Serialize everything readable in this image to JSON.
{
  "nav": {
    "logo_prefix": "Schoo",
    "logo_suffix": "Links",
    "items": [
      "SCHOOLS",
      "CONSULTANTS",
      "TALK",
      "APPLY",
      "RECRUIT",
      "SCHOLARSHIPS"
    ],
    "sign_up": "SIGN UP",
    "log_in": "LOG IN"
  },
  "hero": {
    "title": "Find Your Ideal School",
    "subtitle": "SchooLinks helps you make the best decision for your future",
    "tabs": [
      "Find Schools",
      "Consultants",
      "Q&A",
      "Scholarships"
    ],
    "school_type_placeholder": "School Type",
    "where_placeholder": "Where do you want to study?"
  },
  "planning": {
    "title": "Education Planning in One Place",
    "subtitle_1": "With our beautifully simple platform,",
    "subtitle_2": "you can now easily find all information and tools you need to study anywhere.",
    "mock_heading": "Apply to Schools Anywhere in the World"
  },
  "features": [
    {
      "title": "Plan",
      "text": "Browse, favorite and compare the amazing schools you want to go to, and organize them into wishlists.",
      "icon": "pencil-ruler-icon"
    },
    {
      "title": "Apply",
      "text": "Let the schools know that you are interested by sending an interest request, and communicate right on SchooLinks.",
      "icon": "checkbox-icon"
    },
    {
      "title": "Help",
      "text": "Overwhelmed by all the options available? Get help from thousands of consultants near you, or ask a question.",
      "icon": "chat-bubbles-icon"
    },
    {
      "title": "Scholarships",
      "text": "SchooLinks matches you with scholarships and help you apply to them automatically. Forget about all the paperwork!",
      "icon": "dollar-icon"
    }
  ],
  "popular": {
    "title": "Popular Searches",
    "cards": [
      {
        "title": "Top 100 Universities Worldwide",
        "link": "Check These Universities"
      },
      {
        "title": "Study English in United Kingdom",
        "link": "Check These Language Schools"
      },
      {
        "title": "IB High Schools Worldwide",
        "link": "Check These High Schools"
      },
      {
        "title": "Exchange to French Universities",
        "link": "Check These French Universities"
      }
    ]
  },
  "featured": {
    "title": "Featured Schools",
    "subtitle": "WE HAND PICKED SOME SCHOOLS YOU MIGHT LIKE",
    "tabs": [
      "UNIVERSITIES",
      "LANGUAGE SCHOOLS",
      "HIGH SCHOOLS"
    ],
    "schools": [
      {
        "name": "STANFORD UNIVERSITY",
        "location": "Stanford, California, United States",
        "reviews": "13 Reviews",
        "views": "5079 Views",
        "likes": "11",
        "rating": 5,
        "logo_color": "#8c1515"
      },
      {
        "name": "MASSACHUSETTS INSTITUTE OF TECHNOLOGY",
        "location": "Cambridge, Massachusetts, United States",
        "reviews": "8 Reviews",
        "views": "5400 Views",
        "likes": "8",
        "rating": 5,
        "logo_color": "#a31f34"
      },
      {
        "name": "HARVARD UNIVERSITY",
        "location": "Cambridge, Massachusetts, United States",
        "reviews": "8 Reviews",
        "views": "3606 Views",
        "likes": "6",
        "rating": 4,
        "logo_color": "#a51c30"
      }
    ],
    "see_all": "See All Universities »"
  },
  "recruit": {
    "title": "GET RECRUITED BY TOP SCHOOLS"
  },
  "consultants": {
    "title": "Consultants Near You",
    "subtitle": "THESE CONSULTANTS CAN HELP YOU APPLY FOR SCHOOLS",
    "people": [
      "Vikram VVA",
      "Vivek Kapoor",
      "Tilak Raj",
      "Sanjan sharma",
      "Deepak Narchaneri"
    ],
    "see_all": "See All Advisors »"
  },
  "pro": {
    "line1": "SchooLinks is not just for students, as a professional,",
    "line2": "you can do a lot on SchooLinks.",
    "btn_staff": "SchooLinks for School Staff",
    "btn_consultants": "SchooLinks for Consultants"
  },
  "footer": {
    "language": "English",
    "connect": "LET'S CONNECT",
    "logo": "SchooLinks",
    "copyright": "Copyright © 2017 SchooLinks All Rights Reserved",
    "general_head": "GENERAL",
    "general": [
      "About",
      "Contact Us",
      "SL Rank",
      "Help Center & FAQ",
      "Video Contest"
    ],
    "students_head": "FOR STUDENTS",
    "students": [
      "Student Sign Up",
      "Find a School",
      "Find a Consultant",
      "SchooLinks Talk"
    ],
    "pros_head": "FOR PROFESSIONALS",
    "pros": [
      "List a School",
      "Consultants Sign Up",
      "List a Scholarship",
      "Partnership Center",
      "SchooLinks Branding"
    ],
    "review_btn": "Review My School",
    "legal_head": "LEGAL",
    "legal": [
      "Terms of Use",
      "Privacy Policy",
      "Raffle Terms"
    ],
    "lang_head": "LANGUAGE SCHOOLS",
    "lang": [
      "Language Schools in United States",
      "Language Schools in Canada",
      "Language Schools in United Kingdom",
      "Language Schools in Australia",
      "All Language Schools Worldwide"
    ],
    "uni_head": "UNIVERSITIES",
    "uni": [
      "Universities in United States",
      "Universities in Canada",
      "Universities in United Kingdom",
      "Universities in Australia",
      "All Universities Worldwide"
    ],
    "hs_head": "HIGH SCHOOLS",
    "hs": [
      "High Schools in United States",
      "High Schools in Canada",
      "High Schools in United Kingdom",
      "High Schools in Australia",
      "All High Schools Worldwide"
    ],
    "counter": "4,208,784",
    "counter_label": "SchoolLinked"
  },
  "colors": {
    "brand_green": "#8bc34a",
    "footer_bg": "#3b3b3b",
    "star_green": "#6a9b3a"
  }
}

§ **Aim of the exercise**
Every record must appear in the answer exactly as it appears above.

§ **Expected output**
Serialize everything readable in this image to JSON.
{
  "nav": {
    "logo_prefix": "Schoo",
    "logo_suffix": "Links",
    "items": [
      "SCHOOLS",
      "CONSULTANTS",
      "TALK",
      "APPLY",
      "RECRUIT",
      "SCHOLARSHIPS"
    ],
    "sign_up": "SIGN UP",
    "log_in": "LOG IN"
  },
  "hero": {
    "title": "Find Your Ideal School",
    "subtitle": "SchooLinks helps you make the best decision for your future",
    "tabs": [
      "Find Schools",
      "Consultants",
      "Q&A",
      "Scholarships"
    ],
    "school_type_placeholder": "School Type",
    "where_placeholder": "Where do you want to study?"
  },
  "planning": {
    "title": "Education Planning in One Place",
    "subtitle_1": "With our beautifully simple platform,",
    "subtitle_2": "you can now easily find all information and tools you need to study anywhere.",
    "mock_heading": "Apply to Schools Anywhere in the World"
  },
  "features": [
    {
      "title": "Plan",
      "text": "Browse, favorite and compare the amazing schools you want to go to, and organize them into wishlists.",
      "icon": "pencil-ruler-icon"
    },
    {
      "title": "Apply",
      "text": "Let the schools know that you are interested by sending an interest request, and communicate right on SchooLinks.",
      "icon": "checkbox-icon"
    },
    {
      "title": "Help",
      "text": "Overwhelmed by all the options available? Get help from thousands of consultants near you, or ask a question.",
      "icon": "chat-bubbles-icon"
    },
    {
      "title": "Scholarships",
      "text": "SchooLinks matches you with scholarships and help you apply to them automatically. Forget about all the paperwork!",
      "icon": "dollar-icon"
    }
  ],
  "popular": {
    "title": "Popular Searches",
    "cards": [
      {
        "title": "Top 100 Universities Worldwide",
        "link": "Check These Universities"
      },
      {
        "title": "Study English in United Kingdom",
        "link": "Check These Language Schools"
      },
      {
        "title": "IB High Schools Worldwide",
        "link": "Check These High Schools"
      },
      {
        "title": "Exchange to French Universities",
        "link": "Check These French Universities"
      }
    ]
  },
  "featured": {
    "title": "Featured Schools",
    "subtitle": "WE HAND PICKED SOME SCHOOLS YOU MIGHT LIKE",
    "tabs": [
      "UNIVERSITIES",
      "LANGUAGE SCHOOLS",
      "HIGH SCHOOLS"
    ],
    "schools": [
      {
        "name": "STANFORD UNIVERSITY",
        "location": "Stanford, California, United States",
        "reviews": "13 Reviews",
        "views": "5079 Views",
        "likes": "11",
        "rating": 5,
        "logo_color": "#8c1515"
      },
      {
        "name": "MASSACHUSETTS INSTITUTE OF TECHNOLOGY",
        "location": "Cambridge, Massachusetts, United States",
        "reviews": "8 Reviews",
        "views": "5400 Views",
        "likes": "8",
        "rating": 5,
        "logo_color": "#a31f34"
      },
      {
        "name": "HARVARD UNIVERSITY",
        "location": "Cambridge, Massachusetts, United States",
        "reviews": "8 Reviews",
        "views": "3606 Views",
        "likes": "6",
        "rating": 4,
        "logo_color": "#a51c30"
      }
    ],
    "see_all": "See All Universities »"
  },
  "recruit": {
    "title": "GET RECRUITED BY TOP SCHOOLS"
  },
  "consultants": {
    "title": "Consultants Near You",
    "subtitle": "THESE CONSULTANTS CAN HELP YOU APPLY FOR SCHOOLS",
    "people": [
      "Vikram VVA",
      "Vivek Kapoor",
      "Tilak Raj",
      "Sanjan sharma",
      "Deepak Narchaneri"
    ],
    "see_all": "See All Advisors »"
  },
  "pro": {
    "line1": "SchooLinks is not just for students, as a professional,",
    "line2": "you can do a lot on SchooLinks.",
    "btn_staff": "SchooLinks for School Staff",
    "btn_consultants": "SchooLinks for Consultants"
  },
  "footer": {
    "language": "English",
    "connect": "LET'S CONNECT",
    "logo": "SchooLinks",
    "copyright": "Copyright © 2017 SchooLinks All Rights Reserved",
    "general_head": "GENERAL",
    "general": [
      "About",
      "Contact Us",
      "SL Rank",
      "Help Center & FAQ",
      "Video Contest"
    ],
    "students_head": "FOR STUDENTS",
    "students": [
      "Student Sign Up",
      "Find a School",
      "Find a Consultant",
      "SchooLinks Talk"
    ],
    "pros_head": "FOR PROFESSIONALS",
    "pros": [
      "List a School",
      "Consultants Sign Up",
      "List a Scholarship",
      "Partnership Center",
      "SchooLinks Branding"
    ],
    "review_btn": "Review My School",
    "legal_head": "LEGAL",
    "legal": [
      "Terms of Use",
      "Privacy Policy",
      "Raffle Terms"
    ],
    "lang_head": "LANGUAGE SCHOOLS",
    "lang": [
      "Language Schools in United States",
      "Language Schools in Canada",
      "Language Schools in United Kingdom",
      "Language Schools in Australia",
      "All Language Schools Worldwide"
    ],
    "uni_head": "UNIVERSITIES",
    "uni": [
      "Universities in United States",
      "Universities in Canada",
      "Universities in United Kingdom",
      "Universities in Australia",
      "All Universities Worldwide"
    ],
    "hs_head": "HIGH SCHOOLS",
    "hs": [
      "High Schools in United States",
      "High Schools in Canada",
      "High Schools in United Kingdom",
      "High Schools in Australia",
      "All High Schools Worldwide"
    ],
    "counter": "4,208,784",
    "counter_label": "SchoolLinked"
  },
  "colors": {
    "brand_green": "#8bc34a",
    "footer_bg": "#3b3b3b",
    "star_green": "#6a9b3a"
  }
}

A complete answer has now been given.